Component data from apps and pages
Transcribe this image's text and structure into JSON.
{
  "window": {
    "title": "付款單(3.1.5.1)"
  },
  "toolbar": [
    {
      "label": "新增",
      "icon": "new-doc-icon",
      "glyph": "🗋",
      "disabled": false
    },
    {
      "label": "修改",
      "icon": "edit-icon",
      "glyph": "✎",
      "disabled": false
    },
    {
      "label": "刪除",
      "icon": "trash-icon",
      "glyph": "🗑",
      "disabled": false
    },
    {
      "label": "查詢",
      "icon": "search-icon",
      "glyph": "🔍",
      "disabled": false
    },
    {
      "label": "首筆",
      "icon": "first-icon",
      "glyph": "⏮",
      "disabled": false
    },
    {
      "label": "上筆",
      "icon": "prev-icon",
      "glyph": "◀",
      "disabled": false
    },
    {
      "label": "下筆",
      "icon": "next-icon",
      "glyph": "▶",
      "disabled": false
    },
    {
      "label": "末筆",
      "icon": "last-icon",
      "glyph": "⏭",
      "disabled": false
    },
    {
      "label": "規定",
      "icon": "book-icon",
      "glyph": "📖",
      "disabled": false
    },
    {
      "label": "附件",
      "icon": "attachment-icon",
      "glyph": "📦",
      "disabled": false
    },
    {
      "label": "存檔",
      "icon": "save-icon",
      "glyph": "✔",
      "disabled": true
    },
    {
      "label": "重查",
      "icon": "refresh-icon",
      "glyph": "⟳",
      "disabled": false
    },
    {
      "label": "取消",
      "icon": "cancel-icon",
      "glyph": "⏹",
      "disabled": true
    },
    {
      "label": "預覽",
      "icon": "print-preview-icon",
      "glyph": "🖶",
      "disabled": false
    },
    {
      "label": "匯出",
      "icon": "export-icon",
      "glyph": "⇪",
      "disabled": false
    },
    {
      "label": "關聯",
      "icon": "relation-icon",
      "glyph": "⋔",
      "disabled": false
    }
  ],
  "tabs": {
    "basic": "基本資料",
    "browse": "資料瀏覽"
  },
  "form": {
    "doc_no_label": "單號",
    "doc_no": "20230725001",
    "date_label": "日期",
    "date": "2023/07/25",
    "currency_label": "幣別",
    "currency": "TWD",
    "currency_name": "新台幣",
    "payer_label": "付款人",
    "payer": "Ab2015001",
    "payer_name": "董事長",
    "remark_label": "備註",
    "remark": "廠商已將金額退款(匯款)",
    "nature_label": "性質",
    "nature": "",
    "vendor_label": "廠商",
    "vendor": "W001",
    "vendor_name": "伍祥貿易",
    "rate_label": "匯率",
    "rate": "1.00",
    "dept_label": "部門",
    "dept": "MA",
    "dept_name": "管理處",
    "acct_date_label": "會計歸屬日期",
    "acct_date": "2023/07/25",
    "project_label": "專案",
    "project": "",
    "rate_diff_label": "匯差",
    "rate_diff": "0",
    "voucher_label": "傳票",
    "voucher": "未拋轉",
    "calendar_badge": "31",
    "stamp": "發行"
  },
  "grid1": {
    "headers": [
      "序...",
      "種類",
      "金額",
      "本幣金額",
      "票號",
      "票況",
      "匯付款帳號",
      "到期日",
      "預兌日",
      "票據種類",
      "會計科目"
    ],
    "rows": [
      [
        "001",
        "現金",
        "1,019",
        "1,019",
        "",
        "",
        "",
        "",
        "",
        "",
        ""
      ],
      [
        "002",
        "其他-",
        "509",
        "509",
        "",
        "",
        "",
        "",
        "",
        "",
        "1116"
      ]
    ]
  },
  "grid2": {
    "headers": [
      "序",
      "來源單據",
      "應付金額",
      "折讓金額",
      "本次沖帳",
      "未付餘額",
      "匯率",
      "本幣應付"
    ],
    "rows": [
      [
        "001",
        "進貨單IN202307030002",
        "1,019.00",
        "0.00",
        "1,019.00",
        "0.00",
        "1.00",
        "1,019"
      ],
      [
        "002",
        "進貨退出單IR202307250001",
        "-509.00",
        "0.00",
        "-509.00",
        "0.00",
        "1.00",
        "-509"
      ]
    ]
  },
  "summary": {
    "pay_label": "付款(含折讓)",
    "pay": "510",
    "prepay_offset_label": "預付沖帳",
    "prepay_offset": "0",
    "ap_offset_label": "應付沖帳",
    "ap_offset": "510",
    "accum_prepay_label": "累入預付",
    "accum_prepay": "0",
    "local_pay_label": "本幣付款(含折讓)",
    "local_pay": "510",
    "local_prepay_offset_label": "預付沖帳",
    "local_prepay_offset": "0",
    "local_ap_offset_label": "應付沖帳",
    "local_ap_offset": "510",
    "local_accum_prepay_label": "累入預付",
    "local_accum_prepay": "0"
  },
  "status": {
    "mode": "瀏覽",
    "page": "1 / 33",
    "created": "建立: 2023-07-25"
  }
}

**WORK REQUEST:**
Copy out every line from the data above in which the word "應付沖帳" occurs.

**WRITTEN RESPONSE:**
    "ap_offset_label": "應付沖帳",
    "local_ap_offset_label": "應付沖帳",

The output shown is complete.